Documenting one of the largest heritage restorations ever undertaken in Christchurch has been a long and satisfying process for local photographer Olivia Spencer-Bower.
She was hired by Hawkins Construction to photograph and record time-lapse video footage of the massive $167 million project to repair and restore the earthquake damaged Christchurch Town Hall, starting almost five years ago in September 2015.
The Town Hall reopened to the public in February 2019 after it had been repaired and strengthened to 100 per cent of the New Building Standard. The James Hay Theatre, part of the Town Hall complex, opened three months later.
For three-and-a-half years Spencer-Bower visited the Town Hall each month to take photos of developments on the site, and two time-lapse cameras took photos every 10 minutes during construction hours. Late last year she finished editing the thousands of images into an impressive 10 minute video which can be seen here for the first time.
Being involved in such a huge project has been an incredible opportunity, she says. “I feel really proud to be part of a project of this significance.
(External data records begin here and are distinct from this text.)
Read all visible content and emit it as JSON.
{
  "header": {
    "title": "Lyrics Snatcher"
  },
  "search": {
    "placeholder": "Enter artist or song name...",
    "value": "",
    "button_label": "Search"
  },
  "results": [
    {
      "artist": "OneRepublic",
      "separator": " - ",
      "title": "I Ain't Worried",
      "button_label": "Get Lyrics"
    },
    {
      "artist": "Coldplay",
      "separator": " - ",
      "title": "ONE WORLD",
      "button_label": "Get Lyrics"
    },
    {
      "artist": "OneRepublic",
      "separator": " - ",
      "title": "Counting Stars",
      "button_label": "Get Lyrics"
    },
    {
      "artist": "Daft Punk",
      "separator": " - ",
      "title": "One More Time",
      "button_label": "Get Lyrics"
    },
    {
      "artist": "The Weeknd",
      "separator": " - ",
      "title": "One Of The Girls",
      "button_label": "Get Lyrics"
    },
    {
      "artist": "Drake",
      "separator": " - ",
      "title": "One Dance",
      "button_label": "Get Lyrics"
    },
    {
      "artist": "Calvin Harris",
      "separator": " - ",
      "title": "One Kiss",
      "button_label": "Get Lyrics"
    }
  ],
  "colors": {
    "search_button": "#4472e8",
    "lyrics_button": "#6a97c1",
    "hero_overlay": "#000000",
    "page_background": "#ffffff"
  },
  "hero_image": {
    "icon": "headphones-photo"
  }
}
Knowing these images will have an enduring quality is the most exciting thing for me. Looking back in 40 or 50 or even 100 years, people are going to be able to see what our city has been through.”
Her work is inspired by black and white photos of the 1930s New York construction boom and says her aim was to capture an equally vivid snapshot of an emotionally powerful place and time.
Spencer-Bower grew up in Christchurch and feels a strong connection to the Town Hall. “I had school balls and Coast to Coast prize givings there so it has a lot of resonance for me personally.
“My photos were exhibited inside the Town Hall during the public open days when people explored the reopened building for the first time, and I think it was really important to show the phenomenal and meticulous work that went into restoring the Town Hall while maintaining its historical integrity.
“The images helped people appreciate the complexity of the work that was undertaken, like the massive jet grouting rig imported from Germany that moved around the main auditorium creating new concrete piles to stabilise the building.”
Spencer-Bower, who is the great niece of celebrated Canterbury artist Olivia Spencer Bower, says the end of her work at the Town Hall left in a big gap in her life after visiting there every month for so long. However, she now has a four-month-old son to look after, so she has a new ever-changing subject to document photographically.